EXERCISE PROMPT: Without changing anything, reproduce every record below.

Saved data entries
= = = =

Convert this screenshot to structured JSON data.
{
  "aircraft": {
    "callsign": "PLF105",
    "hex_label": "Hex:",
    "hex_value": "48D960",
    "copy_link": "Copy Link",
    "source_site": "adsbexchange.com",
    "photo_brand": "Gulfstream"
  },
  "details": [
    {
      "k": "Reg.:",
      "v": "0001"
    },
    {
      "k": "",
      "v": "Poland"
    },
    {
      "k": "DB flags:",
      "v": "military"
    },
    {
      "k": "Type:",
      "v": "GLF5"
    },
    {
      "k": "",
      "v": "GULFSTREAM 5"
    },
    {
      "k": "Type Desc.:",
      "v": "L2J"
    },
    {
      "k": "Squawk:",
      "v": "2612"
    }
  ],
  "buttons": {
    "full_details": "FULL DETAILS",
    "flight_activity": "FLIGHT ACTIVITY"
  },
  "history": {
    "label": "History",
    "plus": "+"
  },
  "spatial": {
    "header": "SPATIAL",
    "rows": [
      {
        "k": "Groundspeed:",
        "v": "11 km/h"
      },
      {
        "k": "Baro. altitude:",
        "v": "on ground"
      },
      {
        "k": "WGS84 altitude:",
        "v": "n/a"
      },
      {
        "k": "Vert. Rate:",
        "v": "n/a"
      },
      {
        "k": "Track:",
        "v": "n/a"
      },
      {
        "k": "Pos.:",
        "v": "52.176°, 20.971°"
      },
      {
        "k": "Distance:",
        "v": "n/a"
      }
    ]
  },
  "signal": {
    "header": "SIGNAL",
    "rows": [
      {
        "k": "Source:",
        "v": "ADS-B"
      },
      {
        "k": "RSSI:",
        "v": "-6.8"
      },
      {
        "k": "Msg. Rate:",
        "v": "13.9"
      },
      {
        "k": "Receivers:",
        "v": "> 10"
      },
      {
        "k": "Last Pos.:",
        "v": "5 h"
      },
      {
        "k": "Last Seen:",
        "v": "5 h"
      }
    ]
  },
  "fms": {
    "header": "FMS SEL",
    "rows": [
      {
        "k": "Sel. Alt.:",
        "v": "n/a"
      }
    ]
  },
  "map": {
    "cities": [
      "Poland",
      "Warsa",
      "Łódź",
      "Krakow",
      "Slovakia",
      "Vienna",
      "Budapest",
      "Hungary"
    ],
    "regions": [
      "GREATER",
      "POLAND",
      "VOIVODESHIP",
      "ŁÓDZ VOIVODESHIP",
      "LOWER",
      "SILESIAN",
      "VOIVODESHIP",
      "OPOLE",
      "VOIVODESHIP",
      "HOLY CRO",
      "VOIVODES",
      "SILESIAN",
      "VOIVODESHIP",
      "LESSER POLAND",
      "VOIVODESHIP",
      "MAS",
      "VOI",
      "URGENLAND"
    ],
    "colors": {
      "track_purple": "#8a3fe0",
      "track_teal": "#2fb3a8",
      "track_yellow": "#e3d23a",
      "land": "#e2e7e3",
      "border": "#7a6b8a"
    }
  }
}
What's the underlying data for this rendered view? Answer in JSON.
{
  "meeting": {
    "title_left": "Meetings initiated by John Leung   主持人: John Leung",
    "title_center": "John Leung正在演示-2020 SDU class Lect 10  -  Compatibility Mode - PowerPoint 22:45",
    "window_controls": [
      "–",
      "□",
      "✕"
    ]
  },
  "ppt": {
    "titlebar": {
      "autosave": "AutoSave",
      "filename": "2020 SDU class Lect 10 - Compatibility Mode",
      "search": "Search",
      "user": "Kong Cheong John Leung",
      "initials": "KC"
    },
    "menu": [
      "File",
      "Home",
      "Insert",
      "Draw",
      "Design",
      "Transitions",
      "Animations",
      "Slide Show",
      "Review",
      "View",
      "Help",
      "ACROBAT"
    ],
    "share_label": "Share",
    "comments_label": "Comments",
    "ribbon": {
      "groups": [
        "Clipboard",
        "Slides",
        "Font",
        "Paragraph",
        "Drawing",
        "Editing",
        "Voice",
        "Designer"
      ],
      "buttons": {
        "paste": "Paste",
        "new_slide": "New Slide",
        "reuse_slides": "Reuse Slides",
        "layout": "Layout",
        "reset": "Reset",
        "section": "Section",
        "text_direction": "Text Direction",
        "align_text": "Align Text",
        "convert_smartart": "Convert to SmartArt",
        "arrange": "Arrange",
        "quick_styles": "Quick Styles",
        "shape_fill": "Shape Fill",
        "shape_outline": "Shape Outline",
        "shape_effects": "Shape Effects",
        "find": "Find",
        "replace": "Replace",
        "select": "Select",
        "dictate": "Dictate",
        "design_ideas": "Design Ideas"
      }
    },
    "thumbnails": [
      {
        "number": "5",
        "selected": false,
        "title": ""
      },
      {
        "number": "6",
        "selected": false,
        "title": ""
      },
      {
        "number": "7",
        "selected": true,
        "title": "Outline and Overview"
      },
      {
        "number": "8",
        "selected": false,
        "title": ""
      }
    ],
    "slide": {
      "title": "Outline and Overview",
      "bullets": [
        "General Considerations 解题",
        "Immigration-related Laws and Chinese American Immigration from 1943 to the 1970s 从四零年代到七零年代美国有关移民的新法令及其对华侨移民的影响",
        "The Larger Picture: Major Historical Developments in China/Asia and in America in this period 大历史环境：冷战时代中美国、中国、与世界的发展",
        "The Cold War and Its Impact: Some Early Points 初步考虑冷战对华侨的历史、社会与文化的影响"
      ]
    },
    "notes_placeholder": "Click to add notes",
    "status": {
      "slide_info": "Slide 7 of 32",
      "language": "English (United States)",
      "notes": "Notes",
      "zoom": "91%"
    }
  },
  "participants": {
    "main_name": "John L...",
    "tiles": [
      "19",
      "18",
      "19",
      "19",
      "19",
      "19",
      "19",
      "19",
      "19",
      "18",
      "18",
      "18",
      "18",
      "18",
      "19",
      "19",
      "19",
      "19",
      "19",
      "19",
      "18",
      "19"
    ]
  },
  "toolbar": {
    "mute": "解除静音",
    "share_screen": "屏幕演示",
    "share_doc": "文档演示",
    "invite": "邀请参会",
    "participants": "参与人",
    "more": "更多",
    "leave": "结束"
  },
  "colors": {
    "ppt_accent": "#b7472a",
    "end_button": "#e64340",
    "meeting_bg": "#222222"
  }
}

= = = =

TASK RESULT:
Convert this screenshot to structured JSON data.
{
  "aircraft": {
    "callsign": "PLF105",
    "hex_label": "Hex:",
    "hex_value": "48D960",
    "copy_link": "Copy Link",
    "source_site": "adsbexchange.com",
    "photo_brand": "Gulfstream"
  },
  "details": [
    {
      "k": "Reg.:",
      "v": "0001"
    },
    {
      "k": "",
      "v": "Poland"
    },
    {
      "k": "DB flags:",
      "v": "military"
    },
    {
      "k": "Type:",
      "v": "GLF5"
    },
    {
      "k": "",
      "v": "GULFSTREAM 5"
    },
    {
      "k": "Type Desc.:",
      "v": "L2J"
    },
    {
      "k": "Squawk:",
      "v": "2612"
    }
  ],
  "buttons": {
    "full_details": "FULL DETAILS",
    "flight_activity": "FLIGHT ACTIVITY"
  },
  "history": {
    "label": "History",
    "plus": "+"
  },
  "spatial": {
    "header": "SPATIAL",
    "rows": [
      {
        "k": "Groundspeed:",
        "v": "11 km/h"
      },
      {
        "k": "Baro. altitude:",
        "v": "on ground"
      },
      {
        "k": "WGS84 altitude:",
        "v": "n/a"
      },
      {
        "k": "Vert. Rate:",
        "v": "n/a"
      },
      {
        "k": "Track:",
        "v": "n/a"
      },
      {
        "k": "Pos.:",
        "v": "52.176°, 20.971°"
      },
      {
        "k": "Distance:",
        "v": "n/a"
      }
    ]
  },
  "signal": {
    "header": "SIGNAL",
    "rows": [
      {
        "k": "Source:",
        "v": "ADS-B"
      },
      {
        "k": "RSSI:",
        "v": "-6.8"
      },
      {
        "k": "Msg. Rate:",
        "v": "13.9"
      },
      {
        "k": "Receivers:",
        "v": "> 10"
      },
      {
        "k": "Last Pos.:",
        "v": "5 h"
      },
      {
        "k": "Last Seen:",
        "v": "5 h"
      }
    ]
  },
  "fms": {
    "header": "FMS SEL",
    "rows": [
      {
        "k": "Sel. Alt.:",
        "v": "n/a"
      }
    ]
  },
  "map": {
    "cities": [
      "Poland",
      "Warsa",
      "Łódź",
      "Krakow",
      "Slovakia",
      "Vienna",
      "Budapest",
      "Hungary"
    ],
    "regions": [
      "GREATER",
      "POLAND",
      "VOIVODESHIP",
      "ŁÓDZ VOIVODESHIP",
      "LOWER",
      "SILESIAN",
      "VOIVODESHIP",
      "OPOLE",
      "VOIVODESHIP",
      "HOLY CRO",
      "VOIVODES",
      "SILESIAN",
      "VOIVODESHIP",
      "LESSER POLAND",
      "VOIVODESHIP",
      "MAS",
      "VOI",
      "URGENLAND"
    ],
    "colors": {
      "track_purple": "#8a3fe0",
      "track_teal": "#2fb3a8",
      "track_yellow": "#e3d23a",
      "land": "#e2e7e3",
      "border": "#7a6b8a"
    }
  }
}
What's the underlying data for this rendered view? Answer in JSON.
{
  "meeting": {
    "title_left": "Meetings initiated by John Leung   主持人: John Leung",
    "title_center": "John Leung正在演示-2020 SDU class Lect 10  -  Compatibility Mode - PowerPoint 22:45",
    "window_controls": [
      "–",
      "□",
      "✕"
    ]
  },
  "ppt": {
    "titlebar": {
      "autosave": "AutoSave",
      "filename": "2020 SDU class Lect 10 - Compatibility Mode",
      "search": "Search",
      "user": "Kong Cheong John Leung",
      "initials": "KC"
    },
    "menu": [
      "File",
      "Home",
      "Insert",
      "Draw",
      "Design",
      "Transitions",
      "Animations",
      "Slide Show",
      "Review",
      "View",
      "Help",
      "ACROBAT"
    ],
    "share_label": "Share",
    "comments_label": "Comments",
    "ribbon": {
      "groups": [
        "Clipboard",
        "Slides",
        "Font",
        "Paragraph",
        "Drawing",
        "Editing",
        "Voice",
        "Designer"
      ],
      "buttons": {
        "paste": "Paste",
        "new_slide": "New Slide",
        "reuse_slides": "Reuse Slides",
        "layout": "Layout",
        "reset": "Reset",
        "section": "Section",
        "text_direction": "Text Direction",
        "align_text": "Align Text",
        "convert_smartart": "Convert to SmartArt",
        "arrange": "Arrange",
        "quick_styles": "Quick Styles",
        "shape_fill": "Shape Fill",
        "shape_outline": "Shape Outline",
        "shape_effects": "Shape Effects",
        "find": "Find",
        "replace": "Replace",
        "select": "Select",
        "dictate": "Dictate",
        "design_ideas": "Design Ideas"
      }
    },
    "thumbnails": [
      {
        "number": "5",
        "selected": false,
        "title": ""
      },
      {
        "number": "6",
        "selected": false,
        "title": ""
      },
      {
        "number": "7",
        "selected": true,
        "title": "Outline and Overview"
      },
      {
        "number": "8",
        "selected": false,
        "title": ""
      }
    ],
    "slide": {
      "title": "Outline and Overview",
      "bullets": [
        "General Considerations 解题",
        "Immigration-related Laws and Chinese American Immigration from 1943 to the 1970s 从四零年代到七零年代美国有关移民的新法令及其对华侨移民的影响",
        "The Larger Picture: Major Historical Developments in China/Asia and in America in this period 大历史环境：冷战时代中美国、中国、与世界的发展",
        "The Cold War and Its Impact: Some Early Points 初步考虑冷战对华侨的历史、社会与文化的影响"
      ]
    },
    "notes_placeholder": "Click to add notes",
    "status": {
      "slide_info": "Slide 7 of 32",
      "language": "English (United States)",
      "notes": "Notes",
      "zoom": "91%"
    }
  },
  "participants": {
    "main_name": "John L...",
    "tiles": [
      "19",
      "18",
      "19",
      "19",
      "19",
      "19",
      "19",
      "19",
      "19",
      "18",
      "18",
      "18",
      "18",
      "18",
      "19",
      "19",
      "19",
      "19",
      "19",
      "19",
      "18",
      "19"
    ]
  },
  "toolbar": {
    "mute": "解除静音",
    "share_screen": "屏幕演示",
    "share_doc": "文档演示",
    "invite": "邀请参会",
    "participants": "参与人",
    "more": "更多",
    "leave": "结束"
  },
  "colors": {
    "ppt_accent": "#b7472a",
    "end_button": "#e64340",
    "meeting_bg": "#222222"
  }
}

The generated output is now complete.